In the words of CoolCatTeacher, an educator who honored us a while back by linking to our comic book posts:
“To me, the important point to remember is that just about anything can be used to teach; however, when you use something that kids like, you have an edge and it is magnetic (cool tools, technology, excited teachers).
“We should not be opposed to the use of just about any tool… we should be opposed to bad teaching. Teachers who don’t want to be there, don’t have their heart in it, and don’t take the time to plan and make their classrooms a center for learning excellence.”
We agree with CoolCatTeacher. Good teachers see the potential learning in every experience. They also recognize the need for in-depth planning so that the learning potential embedded in each experience is maximized.
Most importantly, they also understand the need for engagement and therefore are more than willing to meet students halfway. Using Web 2.0 technology tools is one method for meeting students on their turf.
Confident of Our Suggestions
Given this sentiment, we feel confident about our various posts related to teaching digital natives, even if these students are not as unique as most make them out to be. Technology may be melded into the learning environment at every grade level and within each subject, providing opportunities to greater individualize learning even as it enhances student engagement in the classroom.

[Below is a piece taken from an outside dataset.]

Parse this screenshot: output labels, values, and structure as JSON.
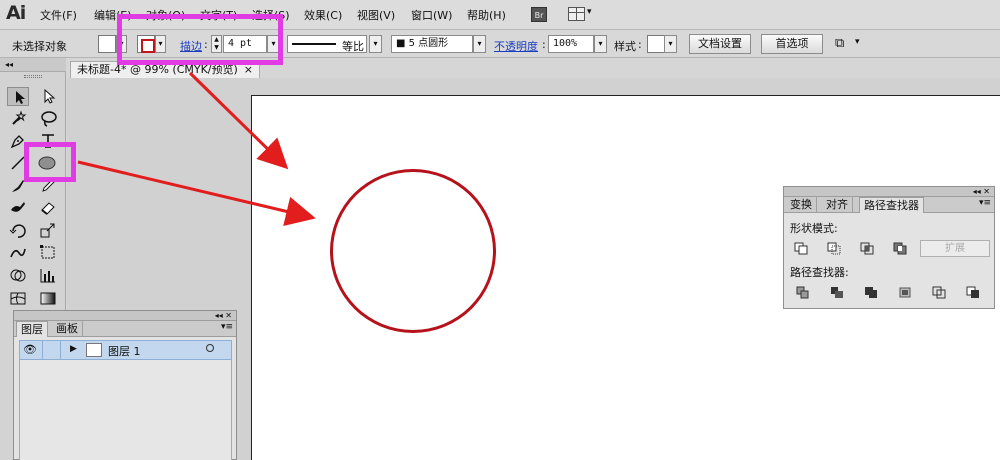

Anyone confused about how to do so should turn to our post, Award-Winning Teacher Utilizes a Wealth of Classroom Technology. Mr. Thompson provides many concrete examples of how to make a classroom come alive with technology applications.
For us that is the key, the classroom must come alive. The members of the current generation that have been exposed to technology are used to higher levels of sensory input and greater control of those inputs. Students heading to a classroom devoid of similar controls and without high levels of such input will render that environment less inviting for them.
Students learn best when they are excited and engaged. Even those who have not been exposed to technology and high levels of sensory input will respond extremely well to classrooms that are stimulating for learners. Ultimately, we believe that teachers should look for every opportunity to produce a classroom that inspires children and technology is one of the best ways to create such a classroom.
It is time to drop the digital natives’ hype and recognize that the debate should not be about digital natives versus digital immigrants. The debate should be about how to use technology to effectively enhance the learning experience for students.